NoVEMBER 17 , 2011
Help Keep Lost and Stolen Dogs and Cats Out of Labs
Across the United States each year, a small handful of Class B animal dealers—also known as "random source" dealers—acquire dogs and cats who may have been stolen from yards, picked up on the streets, taken from animal shelters, or obtained fraudulently from well-intentioned people who place "free to a good home" ads. These dealers turn around and sell thousands of these dogs and cats—many of whom were once someone's faithful companion—to laboratories, where they are cut into, poisoned, and killed in cruel experiments.
There are eight active random source dealers in the U.S., five of which are currently under federal investigation by the U.S. Department of Agriculture for violating animal welfare laws, including for illegally obtaining and selling animals from undocumented sources, falsifying records, and mistreating animals.
Because of rampant illegal activity in this industry, both the National Institutes of Health and the National Research Council have endorsed an end to the random source system. Further, Congress has introduced the Pet Safety and Protection Act of 2011 (H.R. 2256) to prohibit Class B dealers from selling animals to laboratories. If passed, H.R. 2256 would provide more safety and security for the dogs and cats with whom many of us share our homes and would prevent thousands of homeless animals from winding up tormented and killed in laboratories.

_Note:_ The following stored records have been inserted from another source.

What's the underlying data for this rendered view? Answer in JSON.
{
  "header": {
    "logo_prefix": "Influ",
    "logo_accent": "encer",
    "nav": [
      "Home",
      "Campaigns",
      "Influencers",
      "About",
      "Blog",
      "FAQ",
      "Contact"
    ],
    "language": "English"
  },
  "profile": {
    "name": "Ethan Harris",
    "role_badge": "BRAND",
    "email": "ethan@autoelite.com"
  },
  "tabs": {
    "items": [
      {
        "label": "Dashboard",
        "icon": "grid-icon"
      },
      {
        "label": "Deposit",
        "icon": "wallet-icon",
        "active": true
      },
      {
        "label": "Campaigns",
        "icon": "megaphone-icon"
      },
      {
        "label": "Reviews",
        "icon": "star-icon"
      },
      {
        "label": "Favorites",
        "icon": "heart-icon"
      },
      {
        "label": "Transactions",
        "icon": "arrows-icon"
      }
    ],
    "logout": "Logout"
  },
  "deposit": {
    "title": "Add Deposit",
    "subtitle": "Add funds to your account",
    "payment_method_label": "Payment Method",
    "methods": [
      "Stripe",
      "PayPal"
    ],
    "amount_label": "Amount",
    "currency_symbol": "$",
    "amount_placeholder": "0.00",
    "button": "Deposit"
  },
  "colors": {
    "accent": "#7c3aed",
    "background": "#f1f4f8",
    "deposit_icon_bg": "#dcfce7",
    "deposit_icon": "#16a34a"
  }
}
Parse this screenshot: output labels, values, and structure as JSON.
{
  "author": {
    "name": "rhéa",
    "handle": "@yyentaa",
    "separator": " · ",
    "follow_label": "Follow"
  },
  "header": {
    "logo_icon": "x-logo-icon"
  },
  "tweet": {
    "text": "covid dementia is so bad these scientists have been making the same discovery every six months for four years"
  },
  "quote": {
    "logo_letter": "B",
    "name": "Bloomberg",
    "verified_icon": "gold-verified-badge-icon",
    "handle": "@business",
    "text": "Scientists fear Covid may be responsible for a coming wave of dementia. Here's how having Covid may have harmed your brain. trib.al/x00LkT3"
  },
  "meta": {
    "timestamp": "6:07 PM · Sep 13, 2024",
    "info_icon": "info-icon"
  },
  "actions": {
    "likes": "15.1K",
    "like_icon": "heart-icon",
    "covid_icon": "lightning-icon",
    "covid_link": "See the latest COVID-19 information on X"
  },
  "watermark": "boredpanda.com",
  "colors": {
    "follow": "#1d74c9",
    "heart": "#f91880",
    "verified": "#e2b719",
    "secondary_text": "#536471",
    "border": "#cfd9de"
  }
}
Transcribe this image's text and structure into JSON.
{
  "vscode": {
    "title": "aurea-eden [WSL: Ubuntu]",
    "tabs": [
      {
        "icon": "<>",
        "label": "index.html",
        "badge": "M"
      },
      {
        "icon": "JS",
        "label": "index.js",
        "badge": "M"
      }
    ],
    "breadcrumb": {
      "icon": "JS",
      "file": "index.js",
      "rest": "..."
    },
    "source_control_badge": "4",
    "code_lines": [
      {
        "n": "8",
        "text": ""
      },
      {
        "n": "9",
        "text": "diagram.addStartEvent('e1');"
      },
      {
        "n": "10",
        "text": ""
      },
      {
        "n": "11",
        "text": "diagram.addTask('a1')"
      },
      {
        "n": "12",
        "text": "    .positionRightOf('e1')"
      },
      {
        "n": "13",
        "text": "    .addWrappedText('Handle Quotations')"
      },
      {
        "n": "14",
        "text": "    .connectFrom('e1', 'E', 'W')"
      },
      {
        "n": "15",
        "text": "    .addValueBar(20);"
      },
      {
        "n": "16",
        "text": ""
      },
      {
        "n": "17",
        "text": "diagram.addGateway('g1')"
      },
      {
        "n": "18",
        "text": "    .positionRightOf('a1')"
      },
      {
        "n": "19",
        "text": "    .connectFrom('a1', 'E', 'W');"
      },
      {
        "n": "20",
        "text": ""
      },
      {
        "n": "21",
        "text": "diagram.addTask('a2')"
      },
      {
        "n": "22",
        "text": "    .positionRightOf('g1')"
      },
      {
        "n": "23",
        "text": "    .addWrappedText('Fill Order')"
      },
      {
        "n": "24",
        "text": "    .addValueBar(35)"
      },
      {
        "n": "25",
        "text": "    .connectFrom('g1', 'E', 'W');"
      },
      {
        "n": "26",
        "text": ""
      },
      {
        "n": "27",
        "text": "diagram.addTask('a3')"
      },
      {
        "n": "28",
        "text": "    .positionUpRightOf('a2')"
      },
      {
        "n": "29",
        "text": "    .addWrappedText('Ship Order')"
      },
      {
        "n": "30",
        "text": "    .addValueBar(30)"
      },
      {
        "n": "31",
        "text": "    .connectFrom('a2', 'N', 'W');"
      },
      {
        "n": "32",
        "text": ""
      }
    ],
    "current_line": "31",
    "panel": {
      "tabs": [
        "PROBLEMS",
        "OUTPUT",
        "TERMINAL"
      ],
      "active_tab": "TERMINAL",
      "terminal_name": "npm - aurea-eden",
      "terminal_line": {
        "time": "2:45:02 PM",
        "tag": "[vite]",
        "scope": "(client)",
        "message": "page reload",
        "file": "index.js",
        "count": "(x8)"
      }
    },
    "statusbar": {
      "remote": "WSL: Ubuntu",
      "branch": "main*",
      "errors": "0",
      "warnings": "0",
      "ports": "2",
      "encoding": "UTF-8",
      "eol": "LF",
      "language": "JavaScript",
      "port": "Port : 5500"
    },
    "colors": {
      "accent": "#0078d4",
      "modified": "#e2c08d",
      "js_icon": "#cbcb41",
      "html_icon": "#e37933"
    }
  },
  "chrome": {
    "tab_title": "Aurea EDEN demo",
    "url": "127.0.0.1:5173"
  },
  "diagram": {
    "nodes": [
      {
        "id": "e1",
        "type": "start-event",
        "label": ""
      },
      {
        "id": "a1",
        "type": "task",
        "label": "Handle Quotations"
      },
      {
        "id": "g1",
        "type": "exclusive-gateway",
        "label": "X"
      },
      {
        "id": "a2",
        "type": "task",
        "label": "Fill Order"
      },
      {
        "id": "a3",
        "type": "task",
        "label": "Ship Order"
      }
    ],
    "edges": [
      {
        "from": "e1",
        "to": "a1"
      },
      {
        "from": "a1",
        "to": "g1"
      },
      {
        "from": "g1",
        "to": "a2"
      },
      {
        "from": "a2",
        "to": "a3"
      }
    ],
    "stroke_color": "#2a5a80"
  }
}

Please use the form below to ask your congressional representatives to co-sponsor and support the Pet Safety and Protection Act of 2011, which would prohibit Class B Dealers from selling lost, abandoned, and stolen animals to laboratories.